Based on Les Amis de la Terre main reports on private finance, this educational website presents a profile of French banks, saving products and insurances, and aims at making individuals
aware of the social and environmental impacts of these financial institutions, and at encouraging them to get active in this area of crucial importance.
The website also includes a web calculator, for individual to be able to evaluate the carbon weight of their savings, and to show them how to reduce it by changing their choices of banks and savings products.
Funeral of coal at BNP Paribas, ING, Deutsche Bank
On Tuesday 1st March NGOs handed over 4,000 signatures to representatives of banks that are active on the Belgian market. The signatories of this petition asked the banks to end their investments in coal-fired power stations.
In April, BNP Paribas, Société Générale and Crédit Agricole all ruled out finance to coal mining projects in the Galilee Basin in Queenland, Australia. The planned new coal mine and port is expected to have devastating effects on the Great Barrier Reef, a World Heritage Site. Read more.
“Big Three” French banks rule out financing for Rampal coal project
In June, the three largest French banks, BNP Paribas, Crédit Agricole and Société Génerale, have said they will not finance the Rampal coal power project, on the edge of the Sundarbans mangrove forest in Bangladesh. The move comes six months after two Norwegian pension funds withdrew from India's National Thermal Power Corporation, one of the companies involved in developing the plant. Read more.
More US and European Banks step back from Mountaintop Removal
In 2013, BNP Paribas pledged to cut financing for top producers of mountaintop removal coal. In spring 2014, JPMorgan Chase updated its environmental policy committing to aggressively reduce its financing relationships with mountaintop removal coal mining companies. And in April 2014, Royal Bank of Scotland followed suit, updating their environmental policies to prohibit financing to companies who are "significant producers of coal using mountaintop removal (MTR) mining in Appalachia."
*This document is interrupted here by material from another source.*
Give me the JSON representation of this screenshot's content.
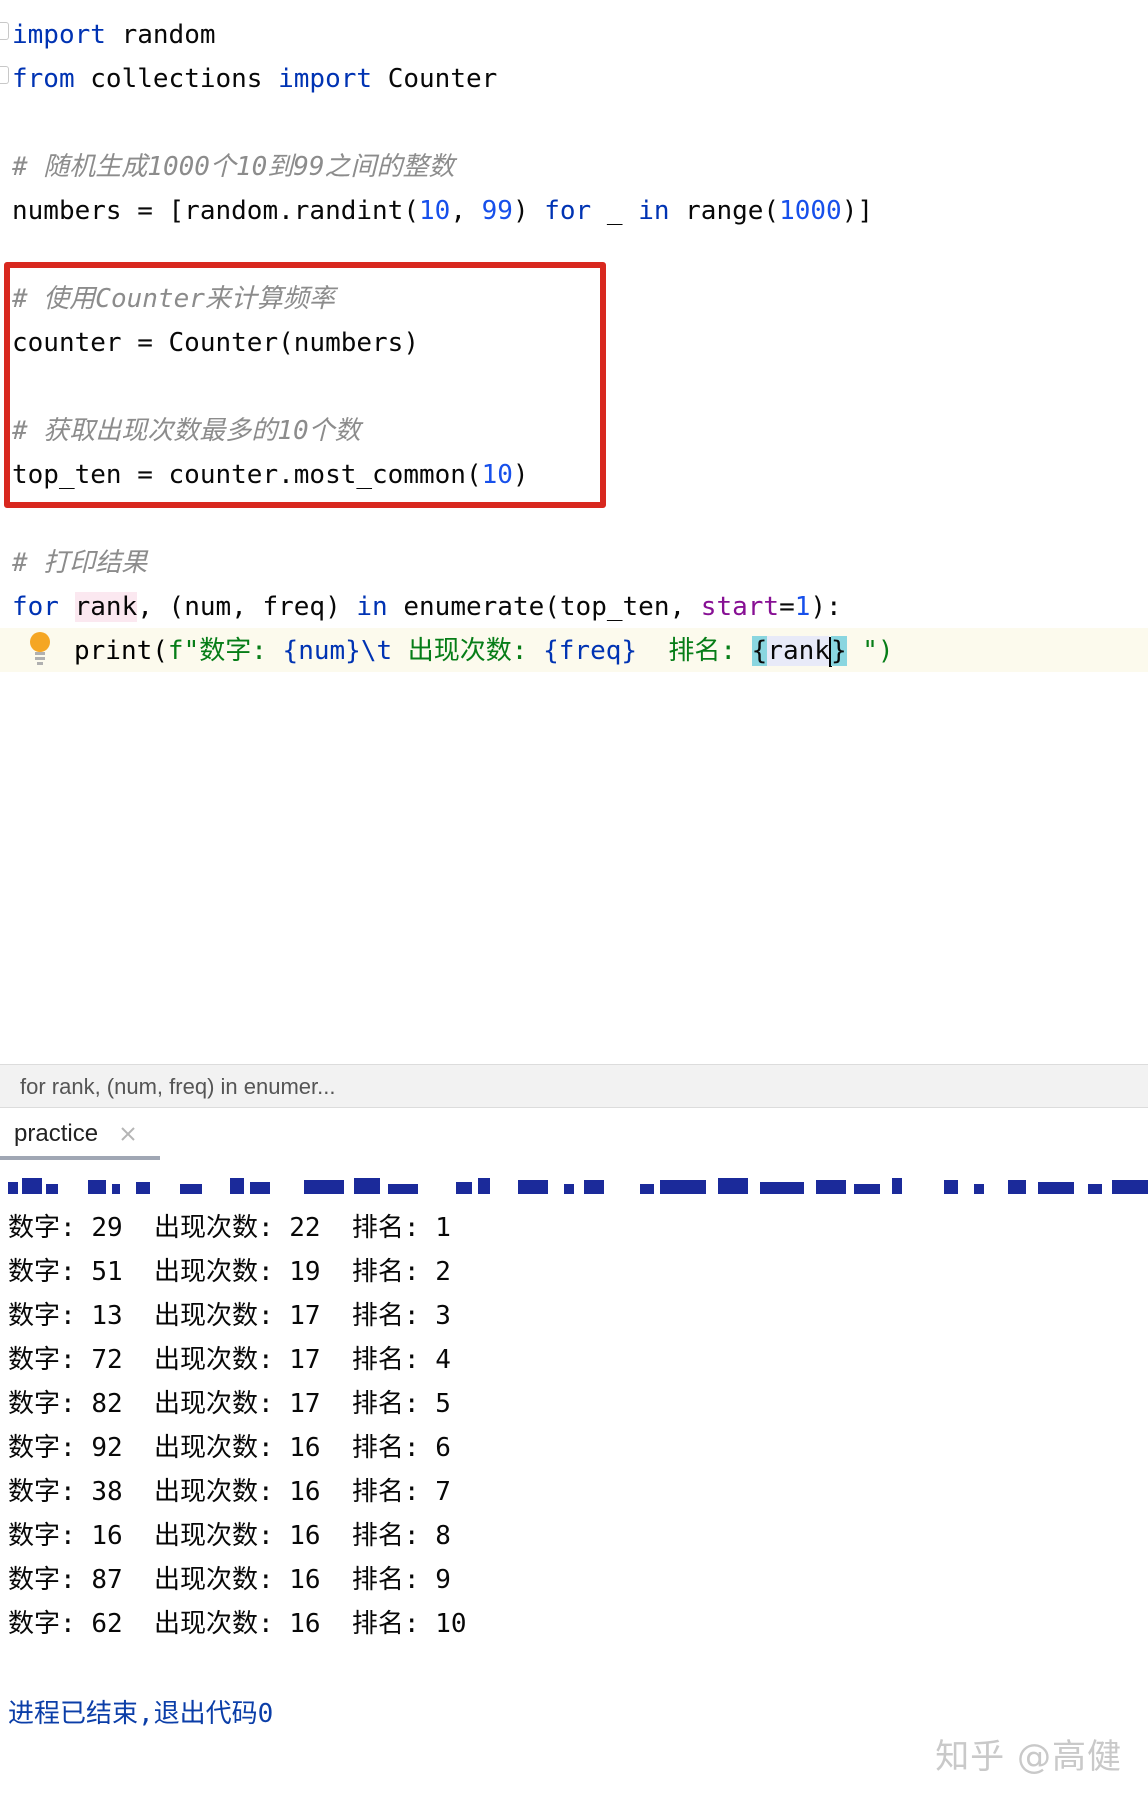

In March 2012 the Bulgarian government officially
announced the cancellation of the Belene nuclear power project. BankTrack
members had worked to stop the project as part of an international coalition
since 2006, when Western potential investors and financiers were approached for
the project. In 2010 BNP
Paribas withdrew from the project after years of campaigning by Les Amis de
la Terre and others. Other banks which came under pressure to stay out of the
project included Deutsche Bank, UniCredit, Citi and HSBC.